Items from an interface collection
......
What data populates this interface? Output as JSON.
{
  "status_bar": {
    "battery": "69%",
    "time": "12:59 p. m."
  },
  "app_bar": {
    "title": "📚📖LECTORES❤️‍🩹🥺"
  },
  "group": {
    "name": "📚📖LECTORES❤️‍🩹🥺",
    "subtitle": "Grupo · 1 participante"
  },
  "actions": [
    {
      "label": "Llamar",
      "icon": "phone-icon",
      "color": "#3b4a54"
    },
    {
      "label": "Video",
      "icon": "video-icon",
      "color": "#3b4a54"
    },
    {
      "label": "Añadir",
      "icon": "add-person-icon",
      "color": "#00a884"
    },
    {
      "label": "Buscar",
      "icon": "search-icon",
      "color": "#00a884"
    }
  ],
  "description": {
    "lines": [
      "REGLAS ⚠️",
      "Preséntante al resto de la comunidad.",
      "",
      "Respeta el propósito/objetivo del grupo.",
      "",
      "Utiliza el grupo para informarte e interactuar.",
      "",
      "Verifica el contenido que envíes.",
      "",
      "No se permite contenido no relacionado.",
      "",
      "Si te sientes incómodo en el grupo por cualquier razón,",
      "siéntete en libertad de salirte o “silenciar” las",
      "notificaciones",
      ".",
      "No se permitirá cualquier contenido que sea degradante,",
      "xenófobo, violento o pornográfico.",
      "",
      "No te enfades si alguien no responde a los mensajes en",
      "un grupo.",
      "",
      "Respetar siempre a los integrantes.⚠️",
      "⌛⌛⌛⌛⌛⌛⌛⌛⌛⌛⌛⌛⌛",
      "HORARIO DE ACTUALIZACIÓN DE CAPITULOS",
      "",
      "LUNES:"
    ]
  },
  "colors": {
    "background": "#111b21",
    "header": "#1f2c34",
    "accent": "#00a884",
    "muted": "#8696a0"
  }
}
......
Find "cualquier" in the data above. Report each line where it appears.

▸ **Result for this task**:
      "Si te sientes incómodo en el grupo por cualquier razón,",
      "No se permitirá cualquier contenido que sea degradante,",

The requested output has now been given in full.